> MATERIAL FOR THIS TASK
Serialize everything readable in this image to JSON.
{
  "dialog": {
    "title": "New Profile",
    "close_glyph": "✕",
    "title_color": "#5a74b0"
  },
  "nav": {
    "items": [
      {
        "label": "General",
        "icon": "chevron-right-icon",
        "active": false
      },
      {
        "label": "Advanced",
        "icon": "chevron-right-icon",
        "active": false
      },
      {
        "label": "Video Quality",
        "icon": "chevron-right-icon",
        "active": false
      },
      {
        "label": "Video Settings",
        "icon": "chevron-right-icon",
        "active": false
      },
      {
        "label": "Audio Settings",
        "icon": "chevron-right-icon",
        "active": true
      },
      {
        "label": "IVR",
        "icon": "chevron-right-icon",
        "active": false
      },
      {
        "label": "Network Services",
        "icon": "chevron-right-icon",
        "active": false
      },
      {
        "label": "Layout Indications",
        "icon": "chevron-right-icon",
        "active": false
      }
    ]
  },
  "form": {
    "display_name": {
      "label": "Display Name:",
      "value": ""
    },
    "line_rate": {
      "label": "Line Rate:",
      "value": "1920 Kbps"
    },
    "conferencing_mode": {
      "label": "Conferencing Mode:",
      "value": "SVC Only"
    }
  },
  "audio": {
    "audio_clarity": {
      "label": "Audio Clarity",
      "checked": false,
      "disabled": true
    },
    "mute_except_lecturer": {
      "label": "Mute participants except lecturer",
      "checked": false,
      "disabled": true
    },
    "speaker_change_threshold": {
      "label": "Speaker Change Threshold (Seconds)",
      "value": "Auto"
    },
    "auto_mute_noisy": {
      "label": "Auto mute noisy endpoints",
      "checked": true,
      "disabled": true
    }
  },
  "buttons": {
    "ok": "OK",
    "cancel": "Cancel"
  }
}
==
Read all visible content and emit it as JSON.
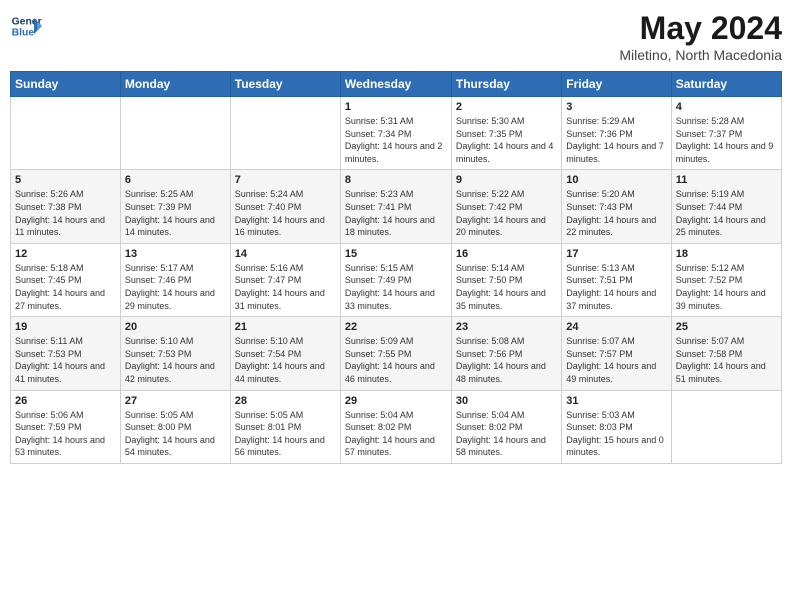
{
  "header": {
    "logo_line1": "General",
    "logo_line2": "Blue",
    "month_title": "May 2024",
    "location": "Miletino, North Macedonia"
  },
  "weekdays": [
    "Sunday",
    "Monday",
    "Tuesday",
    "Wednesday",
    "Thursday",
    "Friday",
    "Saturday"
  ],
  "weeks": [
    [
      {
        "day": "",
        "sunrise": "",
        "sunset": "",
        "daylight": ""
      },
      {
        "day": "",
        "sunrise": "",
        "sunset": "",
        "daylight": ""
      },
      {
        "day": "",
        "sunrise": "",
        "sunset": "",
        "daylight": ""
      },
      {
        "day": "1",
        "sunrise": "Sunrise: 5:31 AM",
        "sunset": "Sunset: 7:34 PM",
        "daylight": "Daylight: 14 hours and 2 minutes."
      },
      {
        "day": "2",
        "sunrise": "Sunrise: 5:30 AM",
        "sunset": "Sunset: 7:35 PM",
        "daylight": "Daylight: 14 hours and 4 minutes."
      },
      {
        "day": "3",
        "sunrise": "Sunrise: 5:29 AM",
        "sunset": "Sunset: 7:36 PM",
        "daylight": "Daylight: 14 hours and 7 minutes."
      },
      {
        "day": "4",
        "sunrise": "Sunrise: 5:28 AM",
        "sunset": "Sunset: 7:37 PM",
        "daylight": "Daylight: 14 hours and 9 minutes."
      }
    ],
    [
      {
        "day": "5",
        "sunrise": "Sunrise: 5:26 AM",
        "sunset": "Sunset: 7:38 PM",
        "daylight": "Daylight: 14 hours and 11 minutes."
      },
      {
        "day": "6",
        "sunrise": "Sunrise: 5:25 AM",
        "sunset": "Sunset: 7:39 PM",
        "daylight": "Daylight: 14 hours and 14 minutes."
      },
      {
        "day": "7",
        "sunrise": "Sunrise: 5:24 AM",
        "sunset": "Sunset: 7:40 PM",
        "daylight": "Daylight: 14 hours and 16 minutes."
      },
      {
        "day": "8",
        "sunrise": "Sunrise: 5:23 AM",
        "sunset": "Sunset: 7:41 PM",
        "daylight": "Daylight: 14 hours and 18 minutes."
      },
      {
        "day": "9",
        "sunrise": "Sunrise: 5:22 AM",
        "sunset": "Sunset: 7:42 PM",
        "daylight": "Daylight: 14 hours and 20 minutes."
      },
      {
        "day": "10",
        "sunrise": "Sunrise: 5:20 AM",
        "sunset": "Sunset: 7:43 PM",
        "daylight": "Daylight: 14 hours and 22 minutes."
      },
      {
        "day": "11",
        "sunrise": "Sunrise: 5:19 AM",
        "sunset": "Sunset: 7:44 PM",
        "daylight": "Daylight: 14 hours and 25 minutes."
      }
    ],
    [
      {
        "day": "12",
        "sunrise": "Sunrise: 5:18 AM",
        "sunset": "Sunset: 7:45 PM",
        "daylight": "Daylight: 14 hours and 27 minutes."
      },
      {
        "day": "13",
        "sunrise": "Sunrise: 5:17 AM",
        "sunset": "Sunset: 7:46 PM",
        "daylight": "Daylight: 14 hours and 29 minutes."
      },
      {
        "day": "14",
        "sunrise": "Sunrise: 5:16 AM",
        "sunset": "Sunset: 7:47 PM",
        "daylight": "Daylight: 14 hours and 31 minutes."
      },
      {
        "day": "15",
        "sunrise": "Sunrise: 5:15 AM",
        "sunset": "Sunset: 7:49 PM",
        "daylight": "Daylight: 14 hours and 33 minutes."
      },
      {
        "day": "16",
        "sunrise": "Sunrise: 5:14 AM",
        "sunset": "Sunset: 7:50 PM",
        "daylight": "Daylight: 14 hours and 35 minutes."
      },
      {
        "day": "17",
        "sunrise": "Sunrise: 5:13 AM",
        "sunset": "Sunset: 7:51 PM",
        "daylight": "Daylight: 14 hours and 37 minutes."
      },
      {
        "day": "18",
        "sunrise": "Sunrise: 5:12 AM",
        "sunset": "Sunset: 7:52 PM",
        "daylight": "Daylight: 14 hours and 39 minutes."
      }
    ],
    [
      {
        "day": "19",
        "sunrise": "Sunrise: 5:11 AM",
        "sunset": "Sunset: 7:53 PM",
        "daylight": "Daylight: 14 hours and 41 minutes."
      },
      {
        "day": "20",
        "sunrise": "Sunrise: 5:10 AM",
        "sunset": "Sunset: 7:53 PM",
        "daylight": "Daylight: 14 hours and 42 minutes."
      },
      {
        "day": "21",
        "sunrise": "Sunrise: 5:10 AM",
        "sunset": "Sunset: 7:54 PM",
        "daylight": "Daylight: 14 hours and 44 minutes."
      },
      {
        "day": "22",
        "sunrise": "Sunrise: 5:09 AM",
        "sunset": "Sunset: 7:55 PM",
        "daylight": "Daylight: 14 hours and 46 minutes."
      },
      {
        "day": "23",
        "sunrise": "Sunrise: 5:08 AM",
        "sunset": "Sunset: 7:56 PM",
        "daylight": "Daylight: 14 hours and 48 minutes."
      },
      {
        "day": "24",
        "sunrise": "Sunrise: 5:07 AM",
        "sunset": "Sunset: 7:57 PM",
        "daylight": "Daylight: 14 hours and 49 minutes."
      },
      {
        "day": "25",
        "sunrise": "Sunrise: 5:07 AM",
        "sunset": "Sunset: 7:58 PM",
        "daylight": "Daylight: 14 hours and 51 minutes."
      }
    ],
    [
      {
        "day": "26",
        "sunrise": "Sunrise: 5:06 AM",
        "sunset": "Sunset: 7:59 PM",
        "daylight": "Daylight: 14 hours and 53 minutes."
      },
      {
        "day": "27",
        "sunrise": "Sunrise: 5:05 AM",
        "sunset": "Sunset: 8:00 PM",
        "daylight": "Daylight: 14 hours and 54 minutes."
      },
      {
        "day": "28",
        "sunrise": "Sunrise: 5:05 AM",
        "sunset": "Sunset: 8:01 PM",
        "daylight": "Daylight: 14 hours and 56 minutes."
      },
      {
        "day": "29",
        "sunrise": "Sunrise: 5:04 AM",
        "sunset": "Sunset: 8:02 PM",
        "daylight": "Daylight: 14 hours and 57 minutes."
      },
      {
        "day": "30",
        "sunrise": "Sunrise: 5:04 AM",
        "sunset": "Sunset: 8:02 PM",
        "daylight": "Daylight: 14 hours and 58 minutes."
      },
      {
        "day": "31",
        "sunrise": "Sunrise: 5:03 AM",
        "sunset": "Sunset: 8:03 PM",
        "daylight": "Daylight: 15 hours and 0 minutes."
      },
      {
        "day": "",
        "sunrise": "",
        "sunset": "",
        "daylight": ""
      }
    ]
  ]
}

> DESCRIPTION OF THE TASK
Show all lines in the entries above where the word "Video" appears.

> RESULT BELOW
        "label": "Video Quality",
        "label": "Video Settings",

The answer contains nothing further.